Slow Olive, the first biennial event of Slow Food dedicated to the world of olives, will take place April 14-17, 2016, in Ayvalık, Turkey. The event, open to the public, is organized by Slow Food, Slow Food Turkey and the Municipality of Ayvalık.
Participants from Tunisia, Jordan, Lebanon, Palestine, Morocco, Greece, Italy, Israel, Spain, Portugal, and Turkey will discuss a variety of topics as well as critical issues regarding the olive and the olive tree.
Slow Food has been working for many years to give value to the production of quality, extra-virgin olive oil and to safeguard age-old olive trees. It has established several Slow Food Presidia, such as the Italian Extra-Virgin Olive Oil or the Maestrat Millenary Tree Extra-Virgin Olive Oil in Spain.
Slow Food aims to safeguard the uniqueness of this immense heritage of olive trees, farmers and oil pressers found all over the Mediterranean. It has taken action in support of small producers who work under the banner of sustainability, excellence and protection of territory, despite the environmental, bureaucratic and commercial challenges they currently face.
There is intense debate around olive cultivation and oil production, both on the part of producers and individual citizens. Indeed, olive production is suffering as a result of climatic events and pests, such as the xylella fastidiosa epidemic, which was detected on olive trees in southern Italy in autumn 2013. The sector is also threatened by the lack of traceability, the abolition of some customs duties and by the general industrialization of olive growing and competition from large multinational corporations.
Slow Olive will be an opportunity to exchange views with small-scale producers, to educate consumers about taste and give them the adequate information on quality standards regarding what they find on the market.
Guest speakers at the event will include: Piero Sardo (Italy), President of the Slow Food Foundation for Biodiversity; Ursula Hudson, President of Slow Food Germany; Hilal Elver (Turkey), United Nations Right to Food Special Rapporteur; Ali Ekber Yıldırım (Turkey), journalist from Dünya Gazetesi with expertise on agriculture; Nicholas Coleman (USA), olive oil sommelier; Razan Zuayter (Jordan), President of the Arab Network for Food Sovereignty; Barbara Massaad (Lebanon), writer of Soup for Syria; Artun Ünsal (Turkey), writer and researcher; and Ömer Madra (Turkey), activist.
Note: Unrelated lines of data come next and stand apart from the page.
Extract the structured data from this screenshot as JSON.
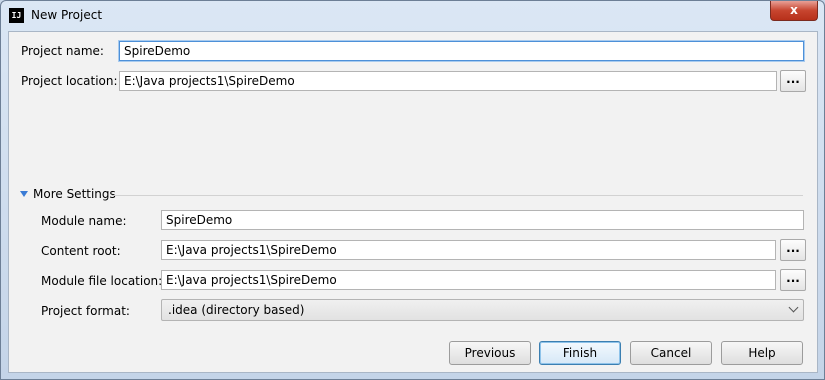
{
  "window": {
    "title": "New Project",
    "app_icon": "IJ",
    "close_label": "x"
  },
  "project": {
    "name_label": "Project name:",
    "name_value": "SpireDemo",
    "location_label": "Project location:",
    "location_value": "E:\\Java projects1\\SpireDemo",
    "browse_label": "..."
  },
  "more_settings": {
    "header": "More Settings",
    "module_name_label": "Module name:",
    "module_name_value": "SpireDemo",
    "content_root_label": "Content root:",
    "content_root_value": "E:\\Java projects1\\SpireDemo",
    "module_file_label": "Module file location:",
    "module_file_value": "E:\\Java projects1\\SpireDemo",
    "format_label": "Project format:",
    "format_value": ".idea (directory based)",
    "browse_label": "..."
  },
  "buttons": {
    "previous": "Previous",
    "finish": "Finish",
    "cancel": "Cancel",
    "help": "Help"
  },
  "colors": {
    "accent": "#4d90d8",
    "section_arrow": "#3a7bd5",
    "close_button": "#c7452f"
  },
  "icons": {
    "app": "intellij-logo-icon",
    "close": "close-icon",
    "section_toggle": "triangle-down-icon",
    "dropdown": "chevron-down-icon"
  }
}
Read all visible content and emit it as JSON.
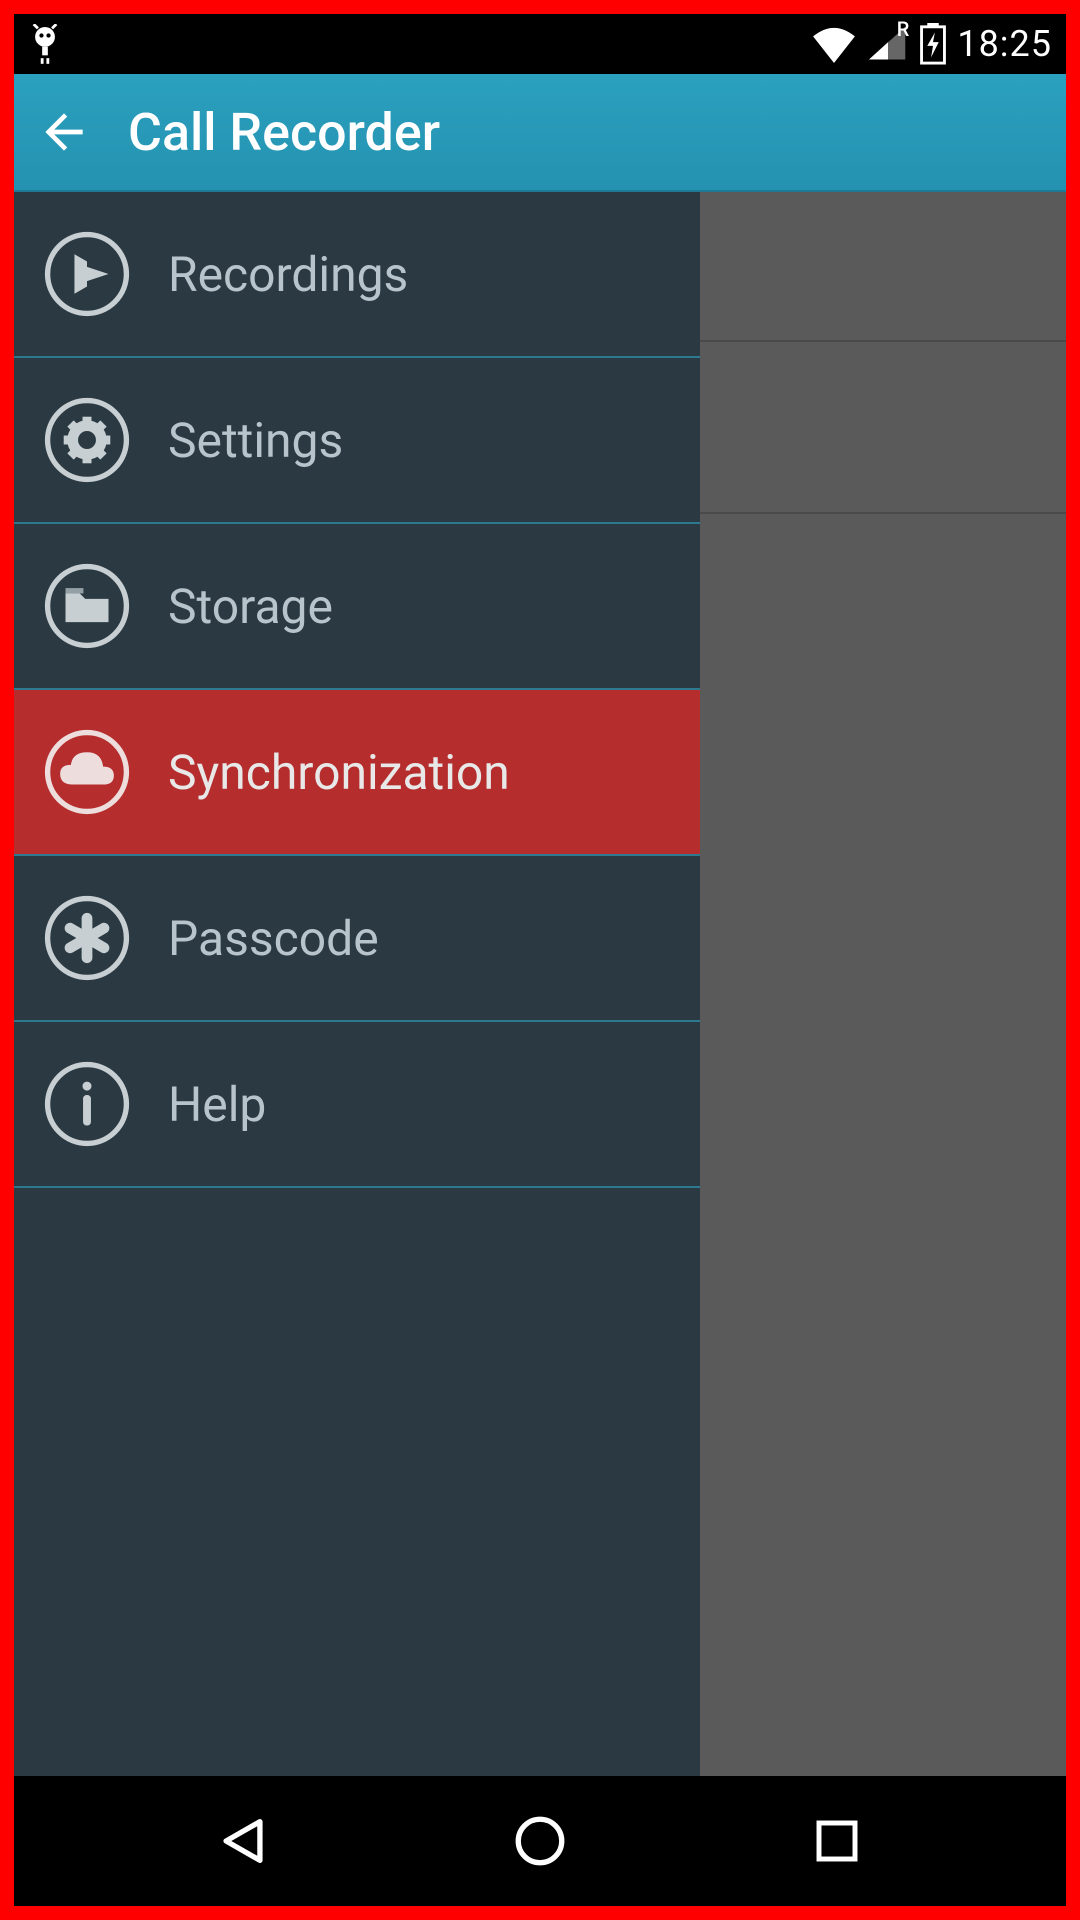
{
  "status": {
    "time": "18:25",
    "roaming_label": "R"
  },
  "header": {
    "title": "Call Recorder"
  },
  "menu": {
    "items": [
      {
        "label": "Recordings",
        "icon": "play",
        "selected": false
      },
      {
        "label": "Settings",
        "icon": "gear",
        "selected": false
      },
      {
        "label": "Storage",
        "icon": "folder",
        "selected": false
      },
      {
        "label": "Synchronization",
        "icon": "cloud",
        "selected": true
      },
      {
        "label": "Passcode",
        "icon": "asterisk",
        "selected": false
      },
      {
        "label": "Help",
        "icon": "info",
        "selected": false
      }
    ]
  },
  "colors": {
    "frame": "#ff0000",
    "actionbar": "#2ba0bf",
    "sidebar": "#2b3a42",
    "selected": "#b52d2d"
  }
}
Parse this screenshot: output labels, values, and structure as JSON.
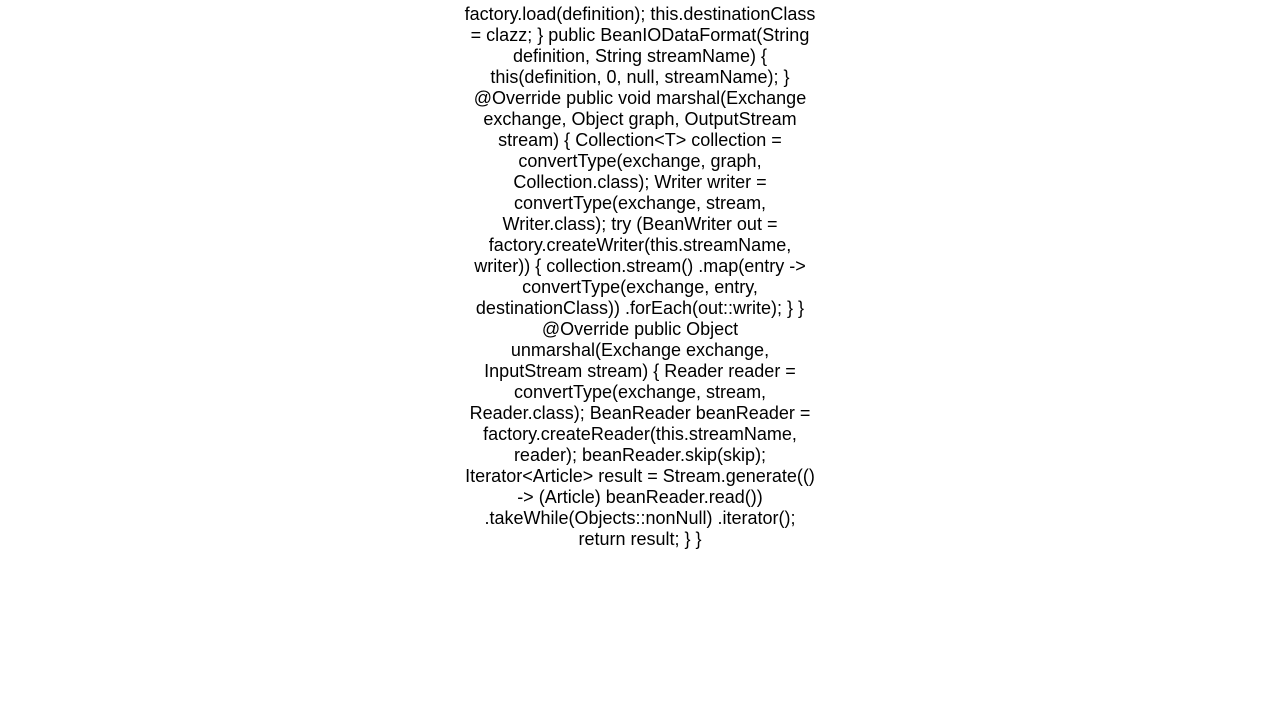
{
  "code": "factory.load(definition);         this.destinationClass = clazz;     }      public BeanIODataFormat(String definition, String streamName) {         this(definition, 0, null, streamName);     }      @Override     public void marshal(Exchange exchange, Object graph, OutputStream stream) {         Collection<T> collection = convertType(exchange, graph, Collection.class);          Writer writer = convertType(exchange, stream, Writer.class);          try (BeanWriter out = factory.createWriter(this.streamName, writer)) {             collection.stream()                     .map(entry -> convertType(exchange, entry, destinationClass))                     .forEach(out::write);         }     }      @Override     public Object unmarshal(Exchange exchange, InputStream stream) {          Reader reader = convertType(exchange, stream, Reader.class);          BeanReader beanReader = factory.createReader(this.streamName, reader);          beanReader.skip(skip);          Iterator<Article> result = Stream.generate(() -> (Article) beanReader.read())                 .takeWhile(Objects::nonNull)                 .iterator();          return result;     } }"
}
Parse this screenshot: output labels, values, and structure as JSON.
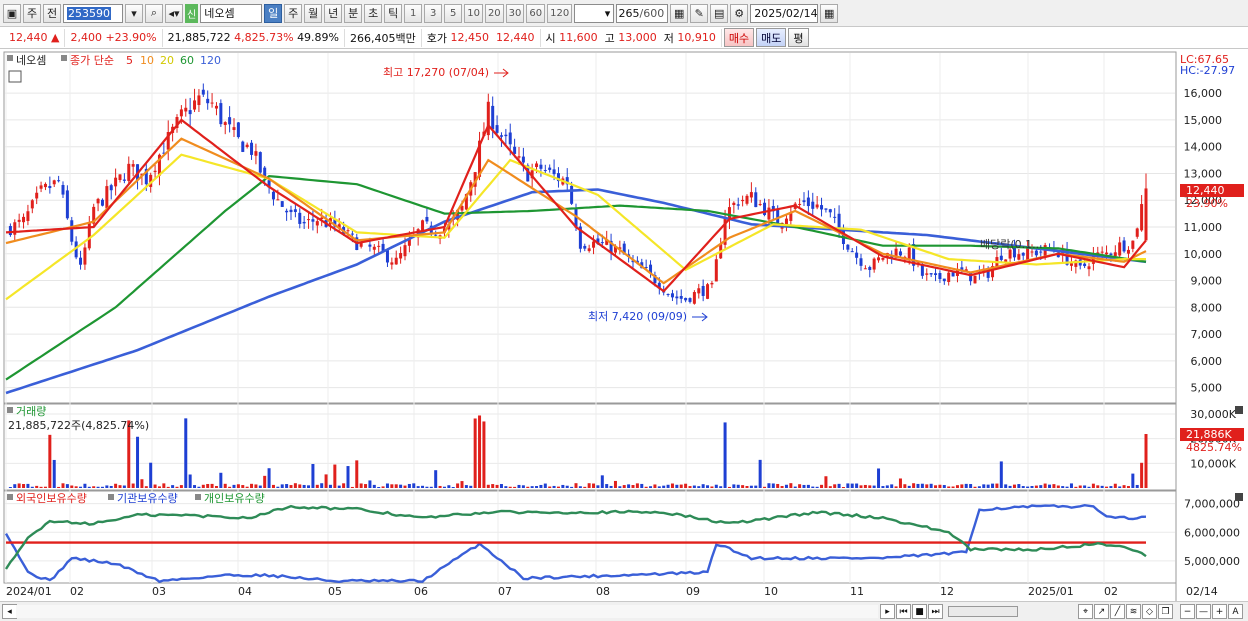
{
  "toolbar": {
    "period": "주",
    "prev_btn": "전",
    "code": "253590",
    "badge": "신",
    "stock_name": "네오셈",
    "intervals": [
      "일",
      "주",
      "월",
      "년",
      "분",
      "초",
      "틱"
    ],
    "active_interval": "일",
    "numbers": [
      "1",
      "3",
      "5",
      "10",
      "20",
      "30",
      "60",
      "120"
    ],
    "count": "265",
    "count_total": "/600",
    "date": "2025/02/14"
  },
  "info": {
    "price": "12,440",
    "arrow": "▲",
    "change": "2,400",
    "change_pct": "+23.90%",
    "volume": "21,885,722",
    "volume_pct": "4,825.73%",
    "ratio": "49.89%",
    "amount": "266,405백만",
    "quote_label": "호가",
    "quote1": "12,450",
    "quote2": "12,440",
    "open_label": "시",
    "open": "11,600",
    "high_label": "고",
    "high": "13,000",
    "low_label": "저",
    "low": "10,910",
    "buy": "매수",
    "sell": "매도",
    "eval": "평"
  },
  "price_panel": {
    "legend_name": "네오셈",
    "legend_ma": "종가 단순",
    "legend_periods": [
      "5",
      "10",
      "20",
      "60",
      "120"
    ],
    "lc": "LC:67.65",
    "hc": "HC:-27.97",
    "max_label": "최고 17,270 (07/04)",
    "min_label": "최저 7,420 (09/09)",
    "div_label": "배당락(0.1...",
    "current_price": "12,440",
    "current_pct": "23.90%",
    "y_ticks": [
      "16,000",
      "15,000",
      "14,000",
      "13,000",
      "12,000",
      "11,000",
      "10,000",
      "9,000",
      "8,000",
      "7,000",
      "6,000",
      "5,000"
    ]
  },
  "volume_panel": {
    "title": "거래량",
    "value": "21,885,722주(4,825.74%)",
    "tag_value": "21,886K",
    "tag_pct": "4825.74%",
    "y_ticks": [
      "30,000K",
      "20,000K",
      "10,000K"
    ]
  },
  "holder_panel": {
    "legend": [
      "외국인보유수량",
      "기관보유수량",
      "개인보유수량"
    ],
    "y_ticks": [
      "7,000,000",
      "6,000,000",
      "5,000,000"
    ]
  },
  "x_axis": [
    "2024/01",
    "02",
    "03",
    "04",
    "05",
    "06",
    "07",
    "08",
    "09",
    "10",
    "11",
    "12",
    "2025/01",
    "02"
  ],
  "x_axis_end": "02/14",
  "colors": {
    "up": "#e0201c",
    "down": "#1e3fd3",
    "ma5": "#e0201c",
    "ma10": "#f08c1e",
    "ma20": "#f5e628",
    "ma60": "#1e9632",
    "ma120": "#3a5fd8",
    "holder_green": "#2e8b57",
    "holder_red": "#e0201c"
  },
  "chart_data": {
    "type": "candlestick",
    "title": "네오셈",
    "ylim": [
      4500,
      17500
    ],
    "highest": {
      "value": 17270,
      "date": "07/04"
    },
    "lowest": {
      "value": 7420,
      "date": "09/09"
    },
    "last_close": 12440,
    "close_path_points": [
      [
        0,
        10900
      ],
      [
        4,
        11200
      ],
      [
        8,
        12300
      ],
      [
        12,
        12700
      ],
      [
        15,
        10500
      ],
      [
        17,
        9400
      ],
      [
        20,
        11700
      ],
      [
        24,
        12400
      ],
      [
        28,
        13200
      ],
      [
        32,
        12800
      ],
      [
        36,
        14000
      ],
      [
        40,
        15100
      ],
      [
        44,
        15800
      ],
      [
        47,
        15600
      ],
      [
        50,
        14800
      ],
      [
        53,
        14200
      ],
      [
        56,
        13900
      ],
      [
        59,
        12700
      ],
      [
        62,
        12000
      ],
      [
        65,
        11400
      ],
      [
        68,
        11100
      ],
      [
        71,
        11300
      ],
      [
        74,
        11100
      ],
      [
        77,
        10800
      ],
      [
        80,
        10400
      ],
      [
        83,
        10200
      ],
      [
        86,
        10000
      ],
      [
        89,
        9700
      ],
      [
        92,
        10400
      ],
      [
        95,
        11000
      ],
      [
        98,
        10900
      ],
      [
        101,
        11000
      ],
      [
        104,
        11700
      ],
      [
        107,
        13300
      ],
      [
        110,
        15300
      ],
      [
        113,
        14400
      ],
      [
        116,
        13600
      ],
      [
        119,
        13000
      ],
      [
        122,
        13200
      ],
      [
        125,
        12900
      ],
      [
        128,
        12700
      ],
      [
        131,
        10400
      ],
      [
        134,
        10400
      ],
      [
        137,
        10300
      ],
      [
        140,
        10100
      ],
      [
        143,
        9600
      ],
      [
        146,
        9300
      ],
      [
        149,
        8900
      ],
      [
        152,
        8400
      ],
      [
        155,
        8300
      ],
      [
        158,
        8600
      ],
      [
        161,
        8700
      ],
      [
        164,
        11500
      ],
      [
        167,
        12000
      ],
      [
        170,
        12100
      ],
      [
        173,
        11700
      ],
      [
        176,
        11200
      ],
      [
        179,
        11700
      ],
      [
        182,
        11900
      ],
      [
        185,
        11800
      ],
      [
        188,
        11400
      ],
      [
        191,
        10600
      ],
      [
        194,
        9900
      ],
      [
        197,
        9500
      ],
      [
        200,
        9900
      ],
      [
        203,
        10100
      ],
      [
        206,
        10000
      ],
      [
        209,
        9200
      ],
      [
        212,
        9000
      ],
      [
        215,
        9300
      ],
      [
        218,
        9300
      ],
      [
        221,
        9100
      ],
      [
        224,
        9300
      ],
      [
        227,
        10000
      ],
      [
        230,
        10100
      ],
      [
        233,
        10000
      ],
      [
        236,
        10100
      ],
      [
        239,
        10200
      ],
      [
        242,
        9800
      ],
      [
        245,
        9400
      ],
      [
        248,
        9900
      ],
      [
        251,
        10000
      ],
      [
        254,
        10300
      ],
      [
        257,
        10440
      ],
      [
        260,
        12440
      ]
    ],
    "ma_series": [
      {
        "name": "5",
        "values": [
          [
            0,
            10800
          ],
          [
            20,
            11000
          ],
          [
            40,
            15000
          ],
          [
            60,
            12500
          ],
          [
            80,
            10400
          ],
          [
            100,
            11000
          ],
          [
            110,
            14800
          ],
          [
            130,
            11000
          ],
          [
            150,
            8600
          ],
          [
            165,
            11300
          ],
          [
            180,
            11800
          ],
          [
            200,
            9900
          ],
          [
            220,
            9200
          ],
          [
            240,
            10000
          ],
          [
            255,
            9500
          ],
          [
            260,
            10500
          ]
        ]
      },
      {
        "name": "10",
        "values": [
          [
            0,
            10400
          ],
          [
            20,
            11200
          ],
          [
            40,
            14300
          ],
          [
            60,
            12800
          ],
          [
            80,
            10500
          ],
          [
            100,
            10800
          ],
          [
            110,
            13500
          ],
          [
            130,
            11400
          ],
          [
            150,
            8900
          ],
          [
            165,
            10600
          ],
          [
            180,
            11600
          ],
          [
            200,
            10000
          ],
          [
            220,
            9300
          ],
          [
            240,
            10000
          ],
          [
            255,
            9700
          ],
          [
            260,
            10100
          ]
        ]
      },
      {
        "name": "20",
        "values": [
          [
            0,
            8300
          ],
          [
            20,
            10700
          ],
          [
            40,
            13700
          ],
          [
            60,
            12800
          ],
          [
            80,
            10800
          ],
          [
            100,
            10600
          ],
          [
            115,
            13500
          ],
          [
            135,
            12200
          ],
          [
            155,
            9400
          ],
          [
            175,
            11100
          ],
          [
            195,
            10900
          ],
          [
            215,
            9800
          ],
          [
            235,
            9600
          ],
          [
            255,
            9800
          ],
          [
            260,
            9800
          ]
        ]
      },
      {
        "name": "60",
        "values": [
          [
            0,
            5300
          ],
          [
            25,
            8000
          ],
          [
            50,
            11600
          ],
          [
            60,
            12900
          ],
          [
            80,
            12600
          ],
          [
            100,
            11500
          ],
          [
            120,
            11600
          ],
          [
            140,
            11800
          ],
          [
            160,
            11600
          ],
          [
            180,
            11000
          ],
          [
            200,
            10300
          ],
          [
            220,
            10300
          ],
          [
            240,
            10200
          ],
          [
            260,
            9700
          ]
        ]
      },
      {
        "name": "120",
        "values": [
          [
            0,
            4800
          ],
          [
            30,
            6400
          ],
          [
            60,
            8400
          ],
          [
            80,
            9600
          ],
          [
            100,
            11200
          ],
          [
            120,
            12300
          ],
          [
            135,
            12400
          ],
          [
            150,
            11900
          ],
          [
            170,
            11100
          ],
          [
            190,
            10900
          ],
          [
            210,
            10700
          ],
          [
            230,
            10300
          ],
          [
            250,
            9900
          ],
          [
            260,
            9700
          ]
        ]
      }
    ],
    "volume_max_k": 30000,
    "last_volume_k": 21886,
    "holder_ylim": [
      4300000,
      7300000
    ],
    "holders": [
      {
        "name": "외국인보유수량",
        "values": [
          [
            0,
            6000000
          ],
          [
            5,
            4600000
          ],
          [
            10,
            4300000
          ],
          [
            15,
            5100000
          ],
          [
            25,
            4900000
          ],
          [
            35,
            4300000
          ],
          [
            50,
            4500000
          ],
          [
            60,
            4500000
          ],
          [
            75,
            4300000
          ],
          [
            95,
            4300000
          ],
          [
            108,
            5600000
          ],
          [
            118,
            4400000
          ],
          [
            140,
            4500000
          ],
          [
            160,
            4600000
          ],
          [
            162,
            5600000
          ],
          [
            170,
            5100000
          ],
          [
            200,
            5100000
          ],
          [
            219,
            5300000
          ],
          [
            222,
            6800000
          ],
          [
            235,
            6900000
          ],
          [
            248,
            6900000
          ],
          [
            252,
            6500000
          ],
          [
            260,
            6500000
          ]
        ]
      },
      {
        "name": "기관보유수량",
        "values": [
          [
            0,
            5640000
          ],
          [
            260,
            5640000
          ]
        ]
      },
      {
        "name": "개인보유수량",
        "values": [
          [
            0,
            4700000
          ],
          [
            5,
            5800000
          ],
          [
            10,
            6400000
          ],
          [
            20,
            6300000
          ],
          [
            30,
            6600000
          ],
          [
            40,
            6600000
          ],
          [
            55,
            6500000
          ],
          [
            65,
            6900000
          ],
          [
            80,
            6800000
          ],
          [
            95,
            6500000
          ],
          [
            110,
            6700000
          ],
          [
            130,
            6700000
          ],
          [
            150,
            6700000
          ],
          [
            165,
            6300000
          ],
          [
            185,
            6700000
          ],
          [
            200,
            6500000
          ],
          [
            215,
            6000000
          ],
          [
            220,
            5400000
          ],
          [
            235,
            5400000
          ],
          [
            250,
            5600000
          ],
          [
            255,
            5500000
          ],
          [
            260,
            5200000
          ]
        ]
      }
    ]
  }
}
The event will feature a marketplace where the biodiversity of olives will be exhibited. There will also be screenings of films about olives, and an open air kitchen near the Cunda shore where chefs will be conducting workshops. An important part of the event is the Sema Moritz concert on April 15, at the Ayvalık Taksiyarhis Memorial Museum.
For more information and interview requests, please contact:
Paola Nano, Slow Food International Press Office: +39 329 8321285, firstname.lastname@example.org
email@example.com – Twitter: @SlowFoodPress
Defne Koryürek, International Slow Food Councillor from Turkey: +(90) 212 291 5320, +(90) 555 377 1673, firstname.lastname@example.org
Slow Food involves over a million of people dedicated to and passionate about good, clean and fair food. This includes chefs, youth, activists, farmers, fishers, experts and academics in over 160 countries; a network of around 100,000 Slow Food members linked to 1,500 local chapters worldwide (known as convivia), contributing through their membership fee, as well as the events and campaigns they organize; and over 2,400 Terra Madre food communities who practice small-scale and sustainable production of quality food around the world.